## Data records for software interfaces:
----------

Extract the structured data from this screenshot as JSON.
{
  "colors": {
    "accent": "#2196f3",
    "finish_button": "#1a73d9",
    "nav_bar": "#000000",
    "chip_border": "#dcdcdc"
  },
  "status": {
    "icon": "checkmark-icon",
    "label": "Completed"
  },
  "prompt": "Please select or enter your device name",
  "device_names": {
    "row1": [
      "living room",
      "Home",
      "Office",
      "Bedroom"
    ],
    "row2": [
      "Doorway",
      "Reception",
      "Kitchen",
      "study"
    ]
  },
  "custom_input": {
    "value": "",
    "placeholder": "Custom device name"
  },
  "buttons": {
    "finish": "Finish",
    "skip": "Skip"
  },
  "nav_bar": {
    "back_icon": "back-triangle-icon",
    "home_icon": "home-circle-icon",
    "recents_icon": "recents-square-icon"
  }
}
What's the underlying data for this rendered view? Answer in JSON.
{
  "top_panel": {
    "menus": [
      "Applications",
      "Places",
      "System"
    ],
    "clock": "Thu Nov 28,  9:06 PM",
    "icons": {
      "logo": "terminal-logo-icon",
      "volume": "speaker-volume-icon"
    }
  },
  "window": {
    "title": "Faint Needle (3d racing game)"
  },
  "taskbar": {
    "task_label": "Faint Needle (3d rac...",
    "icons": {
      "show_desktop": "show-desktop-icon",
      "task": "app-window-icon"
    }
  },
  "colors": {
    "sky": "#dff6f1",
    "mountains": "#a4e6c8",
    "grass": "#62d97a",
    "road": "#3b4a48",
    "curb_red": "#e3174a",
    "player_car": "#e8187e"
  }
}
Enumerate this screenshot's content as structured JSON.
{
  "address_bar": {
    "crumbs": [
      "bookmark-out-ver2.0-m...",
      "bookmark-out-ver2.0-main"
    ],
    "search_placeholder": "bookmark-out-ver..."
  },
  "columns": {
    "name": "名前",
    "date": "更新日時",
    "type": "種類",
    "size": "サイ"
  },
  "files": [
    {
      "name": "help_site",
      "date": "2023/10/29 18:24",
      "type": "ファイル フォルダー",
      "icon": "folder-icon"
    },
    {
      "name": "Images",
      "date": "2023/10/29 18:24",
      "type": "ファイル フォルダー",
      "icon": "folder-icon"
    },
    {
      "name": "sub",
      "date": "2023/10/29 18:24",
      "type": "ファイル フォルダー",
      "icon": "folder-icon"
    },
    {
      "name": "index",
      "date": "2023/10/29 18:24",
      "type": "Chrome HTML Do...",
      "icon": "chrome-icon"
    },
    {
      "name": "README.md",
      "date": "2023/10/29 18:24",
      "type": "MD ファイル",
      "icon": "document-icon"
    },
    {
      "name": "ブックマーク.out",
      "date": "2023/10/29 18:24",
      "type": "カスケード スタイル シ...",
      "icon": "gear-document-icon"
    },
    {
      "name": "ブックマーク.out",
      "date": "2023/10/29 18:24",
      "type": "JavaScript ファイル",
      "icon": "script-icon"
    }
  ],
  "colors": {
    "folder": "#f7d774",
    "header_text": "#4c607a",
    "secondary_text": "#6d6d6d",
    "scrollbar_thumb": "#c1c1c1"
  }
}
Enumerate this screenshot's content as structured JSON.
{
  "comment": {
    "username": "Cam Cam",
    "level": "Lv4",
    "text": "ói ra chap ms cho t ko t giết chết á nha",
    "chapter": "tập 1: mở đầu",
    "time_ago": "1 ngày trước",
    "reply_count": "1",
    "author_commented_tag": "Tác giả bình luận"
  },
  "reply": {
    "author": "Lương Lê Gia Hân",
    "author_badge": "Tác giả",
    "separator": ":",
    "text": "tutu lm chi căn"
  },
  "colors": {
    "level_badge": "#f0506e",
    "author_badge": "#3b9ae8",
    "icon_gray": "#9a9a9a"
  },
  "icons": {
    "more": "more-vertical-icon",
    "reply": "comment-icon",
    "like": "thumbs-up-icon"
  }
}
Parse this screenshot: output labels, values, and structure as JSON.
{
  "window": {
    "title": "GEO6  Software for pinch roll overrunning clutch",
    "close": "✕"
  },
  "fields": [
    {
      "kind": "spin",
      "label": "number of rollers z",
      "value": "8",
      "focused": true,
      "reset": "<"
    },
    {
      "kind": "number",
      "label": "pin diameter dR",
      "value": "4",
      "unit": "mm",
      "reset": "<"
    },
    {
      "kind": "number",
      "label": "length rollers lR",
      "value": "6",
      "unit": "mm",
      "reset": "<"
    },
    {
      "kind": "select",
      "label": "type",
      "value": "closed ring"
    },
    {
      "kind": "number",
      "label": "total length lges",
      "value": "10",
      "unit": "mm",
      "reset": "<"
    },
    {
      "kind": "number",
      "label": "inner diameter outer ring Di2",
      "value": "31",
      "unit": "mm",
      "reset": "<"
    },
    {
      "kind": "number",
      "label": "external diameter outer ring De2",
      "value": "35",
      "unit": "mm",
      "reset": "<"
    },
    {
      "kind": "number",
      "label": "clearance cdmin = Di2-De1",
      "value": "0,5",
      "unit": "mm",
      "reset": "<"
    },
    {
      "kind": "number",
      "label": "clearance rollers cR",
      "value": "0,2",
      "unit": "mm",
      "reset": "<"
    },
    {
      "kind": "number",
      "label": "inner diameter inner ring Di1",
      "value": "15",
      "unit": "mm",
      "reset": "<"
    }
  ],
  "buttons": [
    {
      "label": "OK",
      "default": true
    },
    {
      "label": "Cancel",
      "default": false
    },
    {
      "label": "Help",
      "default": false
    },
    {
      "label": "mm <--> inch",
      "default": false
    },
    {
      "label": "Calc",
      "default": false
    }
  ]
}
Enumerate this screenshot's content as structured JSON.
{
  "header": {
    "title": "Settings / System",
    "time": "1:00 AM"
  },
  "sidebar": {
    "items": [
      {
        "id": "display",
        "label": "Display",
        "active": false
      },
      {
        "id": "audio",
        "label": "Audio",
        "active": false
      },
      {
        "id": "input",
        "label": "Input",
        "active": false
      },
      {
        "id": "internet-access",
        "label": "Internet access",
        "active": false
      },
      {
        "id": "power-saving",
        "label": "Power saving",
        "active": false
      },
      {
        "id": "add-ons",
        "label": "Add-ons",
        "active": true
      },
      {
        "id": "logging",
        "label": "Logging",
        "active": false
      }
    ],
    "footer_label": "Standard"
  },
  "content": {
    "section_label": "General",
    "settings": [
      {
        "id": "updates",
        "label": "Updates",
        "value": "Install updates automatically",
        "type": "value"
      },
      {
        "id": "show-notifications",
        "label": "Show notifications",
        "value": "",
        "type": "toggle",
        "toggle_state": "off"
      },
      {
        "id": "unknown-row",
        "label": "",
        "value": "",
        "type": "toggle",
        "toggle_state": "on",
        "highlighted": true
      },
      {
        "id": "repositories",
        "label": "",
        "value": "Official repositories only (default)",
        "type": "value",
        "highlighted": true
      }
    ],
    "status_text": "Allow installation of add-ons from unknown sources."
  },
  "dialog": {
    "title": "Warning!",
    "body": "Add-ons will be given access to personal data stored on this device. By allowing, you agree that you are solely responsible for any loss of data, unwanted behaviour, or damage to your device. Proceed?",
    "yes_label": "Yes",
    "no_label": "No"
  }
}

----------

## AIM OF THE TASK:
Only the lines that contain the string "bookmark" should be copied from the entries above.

## SOLUTION TO THIS TASK:
      "bookmark-out-ver2.0-m...",
      "bookmark-out-ver2.0-main"
    "search_placeholder": "bookmark-out-ver..."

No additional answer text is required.